→ **To do**
What you return should be every line below, word for word, and none of the images.

(App and web page records)
^^^^^^^^^^^^^^^^
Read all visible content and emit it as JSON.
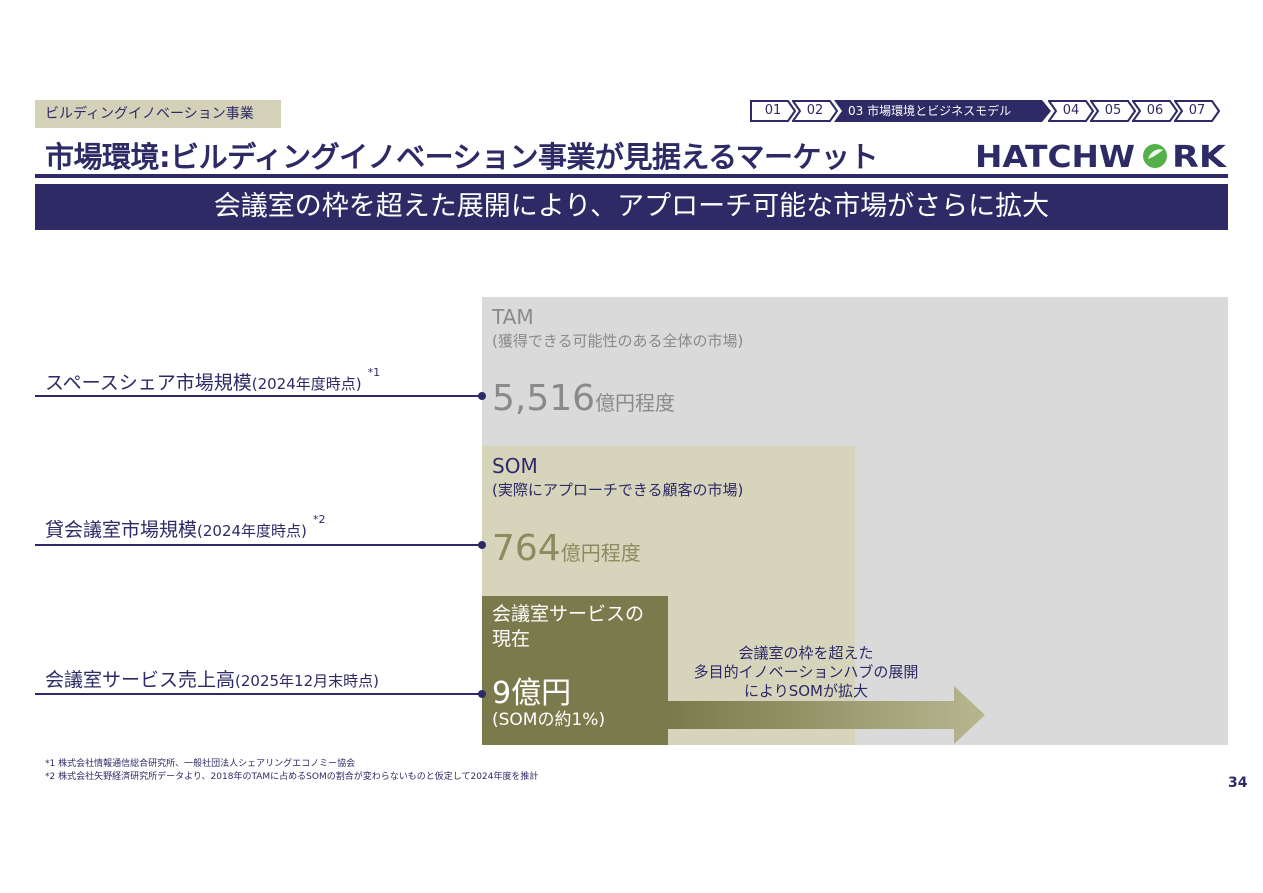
{
  "header": {
    "category_tag": "ビルディングイノベーション事業",
    "title": "市場環境:ビルディングイノベーション事業が見据えるマーケット",
    "banner": "会議室の枠を超えた展開により、アプローチ可能な市場がさらに拡大",
    "logo_text": "HATCHWORK"
  },
  "nav": {
    "items": [
      "01",
      "02",
      "03  市場環境とビジネスモデル",
      "04",
      "05",
      "06",
      "07"
    ],
    "active_index": 2
  },
  "diagram": {
    "tam": {
      "label": "TAM",
      "sub": "(獲得できる可能性のある全体の市場)",
      "value": "5,516",
      "unit": "億円程度"
    },
    "som": {
      "label": "SOM",
      "sub": "(実際にアプローチできる顧客の市場)",
      "value": "764",
      "unit": "億円程度"
    },
    "current": {
      "label": "会議室サービスの現在",
      "value": "9億円",
      "note": "(SOMの約1%)"
    },
    "arrow_text": [
      "会議室の枠を超えた",
      "多目的イノベーションハブの展開",
      "によりSOMが拡大"
    ],
    "rows": [
      {
        "main": "スペースシェア市場規模",
        "paren": "(2024年度時点)",
        "sup": "*1"
      },
      {
        "main": "貸会議室市場規模",
        "paren": "(2024年度時点)",
        "sup": "*2"
      },
      {
        "main": "会議室サービス売上高",
        "paren": "(2025年12月末時点)",
        "sup": ""
      }
    ]
  },
  "footnotes": [
    "*1 株式会社情報通信総合研究所、一般社団法人シェアリングエコノミー協会",
    "*2 株式会社矢野経済研究所データより、2018年のTAMに占めるSOMの割合が変わらないものと仮定して2024年度を推計"
  ],
  "page_number": "34",
  "colors": {
    "navy": "#2d2a66",
    "tam_gray": "#dadada",
    "som_khaki": "#d6d5bc",
    "current_olive": "#7a7a4c",
    "logo_green": "#55b04a"
  }
}
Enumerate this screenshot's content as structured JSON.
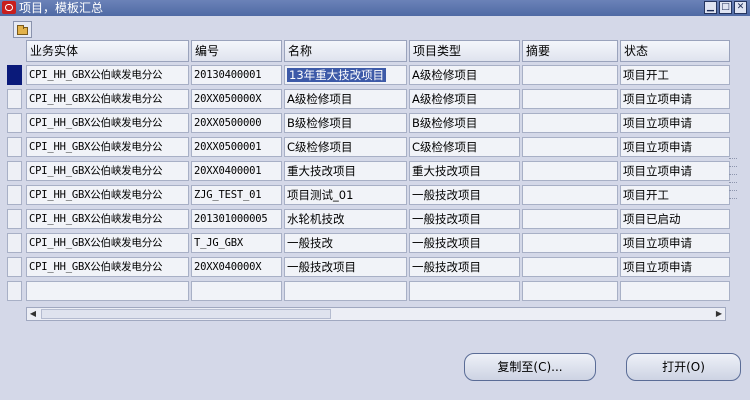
{
  "window": {
    "title": "项目，模板汇总"
  },
  "window_buttons": {
    "minimize": "▁",
    "maximize": "□",
    "close": "✕"
  },
  "table": {
    "columns": [
      "业务实体",
      "编号",
      "名称",
      "项目类型",
      "摘要",
      "状态"
    ],
    "rows": [
      [
        "CPI_HH_GBX公伯峡发电分公",
        "20130400001",
        "13年重大技改项目",
        "A级检修项目",
        "",
        "项目开工"
      ],
      [
        "CPI_HH_GBX公伯峡发电分公",
        "20XX050000X",
        "A级检修项目",
        "A级检修项目",
        "",
        "项目立项申请"
      ],
      [
        "CPI_HH_GBX公伯峡发电分公",
        "20XX0500000",
        "B级检修项目",
        "B级检修项目",
        "",
        "项目立项申请"
      ],
      [
        "CPI_HH_GBX公伯峡发电分公",
        "20XX0500001",
        "C级检修项目",
        "C级检修项目",
        "",
        "项目立项申请"
      ],
      [
        "CPI_HH_GBX公伯峡发电分公",
        "20XX0400001",
        "重大技改项目",
        "重大技改项目",
        "",
        "项目立项申请"
      ],
      [
        "CPI_HH_GBX公伯峡发电分公",
        "ZJG_TEST_01",
        "项目测试_01",
        "一般技改项目",
        "",
        "项目开工"
      ],
      [
        "CPI_HH_GBX公伯峡发电分公",
        "201301000005",
        "水轮机技改",
        "一般技改项目",
        "",
        "项目已启动"
      ],
      [
        "CPI_HH_GBX公伯峡发电分公",
        "T_JG_GBX",
        "一般技改",
        "一般技改项目",
        "",
        "项目立项申请"
      ],
      [
        "CPI_HH_GBX公伯峡发电分公",
        "20XX040000X",
        "一般技改项目",
        "一般技改项目",
        "",
        "项目立项申请"
      ],
      [
        "",
        "",
        "",
        "",
        "",
        ""
      ]
    ]
  },
  "buttons": {
    "copy_to": "复制至(C)...",
    "open": "打开(O)"
  }
}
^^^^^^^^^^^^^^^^
→ **Result for this exercise**
Read all visible content and emit it as JSON.
{
  "header": {
    "category_tag": "ビルディングイノベーション事業",
    "title": "市場環境:ビルディングイノベーション事業が見据えるマーケット",
    "banner": "会議室の枠を超えた展開により、アプローチ可能な市場がさらに拡大",
    "logo_text": "HATCHWORK"
  },
  "nav": {
    "items": [
      "01",
      "02",
      "03  市場環境とビジネスモデル",
      "04",
      "05",
      "06",
      "07"
    ],
    "active_index": 2
  },
  "diagram": {
    "tam": {
      "label": "TAM",
      "sub": "(獲得できる可能性のある全体の市場)",
      "value": "5,516",
      "unit": "億円程度"
    },
    "som": {
      "label": "SOM",
      "sub": "(実際にアプローチできる顧客の市場)",
      "value": "764",
      "unit": "億円程度"
    },
    "current": {
      "label": "会議室サービスの現在",
      "value": "9億円",
      "note": "(SOMの約1%)"
    },
    "arrow_text": [
      "会議室の枠を超えた",
      "多目的イノベーションハブの展開",
      "によりSOMが拡大"
    ],
    "rows": [
      {
        "main": "スペースシェア市場規模",
        "paren": "(2024年度時点)",
        "sup": "*1"
      },
      {
        "main": "貸会議室市場規模",
        "paren": "(2024年度時点)",
        "sup": "*2"
      },
      {
        "main": "会議室サービス売上高",
        "paren": "(2025年12月末時点)",
        "sup": ""
      }
    ]
  },
  "footnotes": [
    "*1 株式会社情報通信総合研究所、一般社団法人シェアリングエコノミー協会",
    "*2 株式会社矢野経済研究所データより、2018年のTAMに占めるSOMの割合が変わらないものと仮定して2024年度を推計"
  ],
  "page_number": "34",
  "colors": {
    "navy": "#2d2a66",
    "tam_gray": "#dadada",
    "som_khaki": "#d6d5bc",
    "current_olive": "#7a7a4c",
    "logo_green": "#55b04a"
  }
}
Enumerate this screenshot's content as structured JSON.
{
  "window": {
    "title": "项目，模板汇总"
  },
  "window_buttons": {
    "minimize": "▁",
    "maximize": "□",
    "close": "✕"
  },
  "table": {
    "columns": [
      "业务实体",
      "编号",
      "名称",
      "项目类型",
      "摘要",
      "状态"
    ],
    "rows": [
      [
        "CPI_HH_GBX公伯峡发电分公",
        "20130400001",
        "13年重大技改项目",
        "A级检修项目",
        "",
        "项目开工"
      ],
      [
        "CPI_HH_GBX公伯峡发电分公",
        "20XX050000X",
        "A级检修项目",
        "A级检修项目",
        "",
        "项目立项申请"
      ],
      [
        "CPI_HH_GBX公伯峡发电分公",
        "20XX0500000",
        "B级检修项目",
        "B级检修项目",
        "",
        "项目立项申请"
      ],
      [
        "CPI_HH_GBX公伯峡发电分公",
        "20XX0500001",
        "C级检修项目",
        "C级检修项目",
        "",
        "项目立项申请"
      ],
      [
        "CPI_HH_GBX公伯峡发电分公",
        "20XX0400001",
        "重大技改项目",
        "重大技改项目",
        "",
        "项目立项申请"
      ],
      [
        "CPI_HH_GBX公伯峡发电分公",
        "ZJG_TEST_01",
        "项目测试_01",
        "一般技改项目",
        "",
        "项目开工"
      ],
      [
        "CPI_HH_GBX公伯峡发电分公",
        "201301000005",
        "水轮机技改",
        "一般技改项目",
        "",
        "项目已启动"
      ],
      [
        "CPI_HH_GBX公伯峡发电分公",
        "T_JG_GBX",
        "一般技改",
        "一般技改项目",
        "",
        "项目立项申请"
      ],
      [
        "CPI_HH_GBX公伯峡发电分公",
        "20XX040000X",
        "一般技改项目",
        "一般技改项目",
        "",
        "项目立项申请"
      ],
      [
        "",
        "",
        "",
        "",
        "",
        ""
      ]
    ]
  },
  "buttons": {
    "copy_to": "复制至(C)...",
    "open": "打开(O)"
  }
}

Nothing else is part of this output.